(Records drawn from a dataset)

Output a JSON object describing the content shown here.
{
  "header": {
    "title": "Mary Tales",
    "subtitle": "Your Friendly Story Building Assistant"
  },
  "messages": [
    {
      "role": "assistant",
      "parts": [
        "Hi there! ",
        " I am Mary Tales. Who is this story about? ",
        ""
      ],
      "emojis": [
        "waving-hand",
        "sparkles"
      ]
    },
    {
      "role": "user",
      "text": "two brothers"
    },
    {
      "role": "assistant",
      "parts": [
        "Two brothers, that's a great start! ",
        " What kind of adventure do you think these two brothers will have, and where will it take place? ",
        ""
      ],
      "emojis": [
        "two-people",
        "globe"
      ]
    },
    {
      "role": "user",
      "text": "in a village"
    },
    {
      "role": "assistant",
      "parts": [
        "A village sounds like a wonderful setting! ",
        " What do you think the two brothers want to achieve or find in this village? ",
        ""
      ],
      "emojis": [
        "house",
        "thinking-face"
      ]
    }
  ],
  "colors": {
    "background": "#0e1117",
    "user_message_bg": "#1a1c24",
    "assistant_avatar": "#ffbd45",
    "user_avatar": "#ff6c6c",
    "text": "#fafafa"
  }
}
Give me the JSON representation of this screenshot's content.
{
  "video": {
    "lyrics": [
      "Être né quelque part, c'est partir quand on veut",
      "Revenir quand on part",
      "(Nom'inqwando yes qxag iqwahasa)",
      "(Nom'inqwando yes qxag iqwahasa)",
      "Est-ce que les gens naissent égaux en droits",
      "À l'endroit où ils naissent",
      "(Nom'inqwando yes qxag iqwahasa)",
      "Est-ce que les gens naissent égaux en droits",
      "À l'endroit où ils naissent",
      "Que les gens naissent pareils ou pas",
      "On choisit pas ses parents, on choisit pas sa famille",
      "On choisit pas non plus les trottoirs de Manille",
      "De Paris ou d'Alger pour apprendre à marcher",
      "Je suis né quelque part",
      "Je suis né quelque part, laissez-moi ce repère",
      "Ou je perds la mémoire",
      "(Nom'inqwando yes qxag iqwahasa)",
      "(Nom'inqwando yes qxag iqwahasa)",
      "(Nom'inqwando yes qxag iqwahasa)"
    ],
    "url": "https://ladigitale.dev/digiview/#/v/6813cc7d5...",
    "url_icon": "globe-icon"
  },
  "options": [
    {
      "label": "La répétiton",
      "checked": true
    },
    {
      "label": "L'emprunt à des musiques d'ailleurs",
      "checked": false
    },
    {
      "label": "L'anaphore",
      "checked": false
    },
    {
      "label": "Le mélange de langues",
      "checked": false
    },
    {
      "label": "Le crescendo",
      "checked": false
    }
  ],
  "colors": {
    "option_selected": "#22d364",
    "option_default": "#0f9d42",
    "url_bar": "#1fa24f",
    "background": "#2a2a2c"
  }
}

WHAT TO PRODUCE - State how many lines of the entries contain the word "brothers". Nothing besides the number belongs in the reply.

TASK SOLUTION - 4